(Exercise requirements):
Each record below is to be restated word for word.

•••••

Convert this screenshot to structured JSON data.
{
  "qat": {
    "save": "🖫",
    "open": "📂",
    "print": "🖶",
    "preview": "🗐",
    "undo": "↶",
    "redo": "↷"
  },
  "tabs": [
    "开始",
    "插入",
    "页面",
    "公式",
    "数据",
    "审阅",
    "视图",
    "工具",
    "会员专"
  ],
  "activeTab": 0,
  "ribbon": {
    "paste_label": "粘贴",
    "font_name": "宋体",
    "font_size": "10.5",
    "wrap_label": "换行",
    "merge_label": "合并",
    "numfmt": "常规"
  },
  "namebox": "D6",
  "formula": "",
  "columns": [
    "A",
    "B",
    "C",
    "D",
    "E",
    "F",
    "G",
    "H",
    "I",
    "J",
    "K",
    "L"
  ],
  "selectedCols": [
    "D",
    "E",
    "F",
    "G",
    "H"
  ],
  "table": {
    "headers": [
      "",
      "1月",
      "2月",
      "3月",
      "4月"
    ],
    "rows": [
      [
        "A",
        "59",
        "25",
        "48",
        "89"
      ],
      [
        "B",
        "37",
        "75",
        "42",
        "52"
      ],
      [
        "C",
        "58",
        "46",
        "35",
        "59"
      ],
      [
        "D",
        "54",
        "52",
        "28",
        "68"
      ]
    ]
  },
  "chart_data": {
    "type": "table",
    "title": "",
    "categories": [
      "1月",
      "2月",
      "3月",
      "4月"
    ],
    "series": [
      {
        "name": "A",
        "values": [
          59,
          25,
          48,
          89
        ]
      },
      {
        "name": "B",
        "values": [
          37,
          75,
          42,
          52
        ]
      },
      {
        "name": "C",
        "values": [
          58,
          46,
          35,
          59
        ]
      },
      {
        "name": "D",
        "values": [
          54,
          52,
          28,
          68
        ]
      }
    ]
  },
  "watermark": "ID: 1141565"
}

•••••

(Response area):
Convert this screenshot to structured JSON data.
{
  "qat": {
    "save": "🖫",
    "open": "📂",
    "print": "🖶",
    "preview": "🗐",
    "undo": "↶",
    "redo": "↷"
  },
  "tabs": [
    "开始",
    "插入",
    "页面",
    "公式",
    "数据",
    "审阅",
    "视图",
    "工具",
    "会员专"
  ],
  "activeTab": 0,
  "ribbon": {
    "paste_label": "粘贴",
    "font_name": "宋体",
    "font_size": "10.5",
    "wrap_label": "换行",
    "merge_label": "合并",
    "numfmt": "常规"
  },
  "namebox": "D6",
  "formula": "",
  "columns": [
    "A",
    "B",
    "C",
    "D",
    "E",
    "F",
    "G",
    "H",
    "I",
    "J",
    "K",
    "L"
  ],
  "selectedCols": [
    "D",
    "E",
    "F",
    "G",
    "H"
  ],
  "table": {
    "headers": [
      "",
      "1月",
      "2月",
      "3月",
      "4月"
    ],
    "rows": [
      [
        "A",
        "59",
        "25",
        "48",
        "89"
      ],
      [
        "B",
        "37",
        "75",
        "42",
        "52"
      ],
      [
        "C",
        "58",
        "46",
        "35",
        "59"
      ],
      [
        "D",
        "54",
        "52",
        "28",
        "68"
      ]
    ]
  },
  "chart_data": {
    "type": "table",
    "title": "",
    "categories": [
      "1月",
      "2月",
      "3月",
      "4月"
    ],
    "series": [
      {
        "name": "A",
        "values": [
          59,
          25,
          48,
          89
        ]
      },
      {
        "name": "B",
        "values": [
          37,
          75,
          42,
          52
        ]
      },
      {
        "name": "C",
        "values": [
          58,
          46,
          35,
          59
        ]
      },
      {
        "name": "D",
        "values": [
          54,
          52,
          28,
          68
        ]
      }
    ]
  },
  "watermark": "ID: 1141565"
}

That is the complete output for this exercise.